[What the task requires]
Pull out each line of the data that includes the word "name".

[Stored data Boundary: Start]

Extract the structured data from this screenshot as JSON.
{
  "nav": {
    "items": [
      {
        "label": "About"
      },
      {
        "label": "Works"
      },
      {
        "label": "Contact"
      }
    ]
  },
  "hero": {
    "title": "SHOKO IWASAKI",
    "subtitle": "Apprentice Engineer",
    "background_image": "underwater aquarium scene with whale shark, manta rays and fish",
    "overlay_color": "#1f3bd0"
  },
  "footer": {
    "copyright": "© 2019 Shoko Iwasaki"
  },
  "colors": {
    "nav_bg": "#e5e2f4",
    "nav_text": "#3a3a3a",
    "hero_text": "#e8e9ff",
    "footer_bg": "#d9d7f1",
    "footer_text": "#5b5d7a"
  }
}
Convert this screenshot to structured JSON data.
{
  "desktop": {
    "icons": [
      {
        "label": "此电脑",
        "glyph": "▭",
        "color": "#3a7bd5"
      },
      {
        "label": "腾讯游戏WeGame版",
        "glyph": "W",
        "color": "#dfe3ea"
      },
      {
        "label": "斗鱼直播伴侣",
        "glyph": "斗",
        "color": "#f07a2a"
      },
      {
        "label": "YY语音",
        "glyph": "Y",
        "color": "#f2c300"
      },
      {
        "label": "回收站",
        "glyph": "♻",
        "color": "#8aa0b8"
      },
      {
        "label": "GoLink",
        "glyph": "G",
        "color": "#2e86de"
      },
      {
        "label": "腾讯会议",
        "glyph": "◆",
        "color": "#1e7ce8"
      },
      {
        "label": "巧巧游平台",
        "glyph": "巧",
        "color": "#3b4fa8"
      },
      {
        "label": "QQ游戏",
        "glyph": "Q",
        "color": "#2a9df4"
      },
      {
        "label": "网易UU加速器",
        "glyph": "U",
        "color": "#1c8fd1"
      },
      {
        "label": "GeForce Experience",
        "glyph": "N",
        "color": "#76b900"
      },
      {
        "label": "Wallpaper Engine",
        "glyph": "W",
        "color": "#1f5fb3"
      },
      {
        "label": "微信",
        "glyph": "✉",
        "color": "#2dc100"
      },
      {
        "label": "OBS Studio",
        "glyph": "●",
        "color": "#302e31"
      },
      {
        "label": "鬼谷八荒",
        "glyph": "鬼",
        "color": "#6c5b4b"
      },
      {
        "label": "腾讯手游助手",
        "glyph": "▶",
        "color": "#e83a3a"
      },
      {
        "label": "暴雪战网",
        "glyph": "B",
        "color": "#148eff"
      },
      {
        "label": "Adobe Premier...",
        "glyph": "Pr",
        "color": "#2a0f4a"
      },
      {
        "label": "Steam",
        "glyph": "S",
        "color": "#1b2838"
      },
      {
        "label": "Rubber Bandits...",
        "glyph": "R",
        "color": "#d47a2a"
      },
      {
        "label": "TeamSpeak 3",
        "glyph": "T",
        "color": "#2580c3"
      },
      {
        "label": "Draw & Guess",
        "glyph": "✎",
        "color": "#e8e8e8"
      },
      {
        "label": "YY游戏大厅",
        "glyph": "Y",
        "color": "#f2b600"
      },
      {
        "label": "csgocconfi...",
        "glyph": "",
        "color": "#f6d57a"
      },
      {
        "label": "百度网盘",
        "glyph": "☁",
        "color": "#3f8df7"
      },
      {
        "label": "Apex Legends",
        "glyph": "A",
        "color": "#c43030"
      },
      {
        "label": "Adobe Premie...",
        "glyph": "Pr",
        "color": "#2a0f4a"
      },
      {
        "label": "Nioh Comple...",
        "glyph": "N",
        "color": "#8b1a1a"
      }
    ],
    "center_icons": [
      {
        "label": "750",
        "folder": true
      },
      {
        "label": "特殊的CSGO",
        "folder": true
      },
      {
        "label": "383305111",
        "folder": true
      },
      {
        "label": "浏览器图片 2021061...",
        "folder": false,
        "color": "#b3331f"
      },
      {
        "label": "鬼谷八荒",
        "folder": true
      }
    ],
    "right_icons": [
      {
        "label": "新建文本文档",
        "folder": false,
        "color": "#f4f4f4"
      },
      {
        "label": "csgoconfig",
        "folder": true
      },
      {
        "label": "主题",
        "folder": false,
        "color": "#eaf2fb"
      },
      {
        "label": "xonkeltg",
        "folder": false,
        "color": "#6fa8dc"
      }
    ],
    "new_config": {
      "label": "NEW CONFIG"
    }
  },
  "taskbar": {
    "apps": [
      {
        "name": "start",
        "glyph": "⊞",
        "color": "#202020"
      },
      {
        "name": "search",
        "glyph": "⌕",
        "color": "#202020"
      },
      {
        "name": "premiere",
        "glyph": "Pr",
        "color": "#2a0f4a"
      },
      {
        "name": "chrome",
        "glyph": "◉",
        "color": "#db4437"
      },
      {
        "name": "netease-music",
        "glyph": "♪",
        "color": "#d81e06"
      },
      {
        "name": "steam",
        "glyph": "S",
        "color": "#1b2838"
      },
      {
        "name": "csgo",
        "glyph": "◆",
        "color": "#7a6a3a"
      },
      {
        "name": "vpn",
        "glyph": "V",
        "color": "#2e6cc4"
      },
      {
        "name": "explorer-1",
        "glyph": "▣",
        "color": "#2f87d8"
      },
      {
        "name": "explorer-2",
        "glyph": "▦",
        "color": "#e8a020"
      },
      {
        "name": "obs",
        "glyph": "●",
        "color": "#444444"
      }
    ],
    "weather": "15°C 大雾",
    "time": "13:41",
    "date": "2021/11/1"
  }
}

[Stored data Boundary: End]

[Task output]
        "name": "start",
        "name": "search",
        "name": "premiere",
        "name": "chrome",
        "name": "netease-music",
        "name": "steam",
        "name": "csgo",
        "name": "vpn",
        "name": "explorer-1",
        "name": "explorer-2",
        "name": "obs",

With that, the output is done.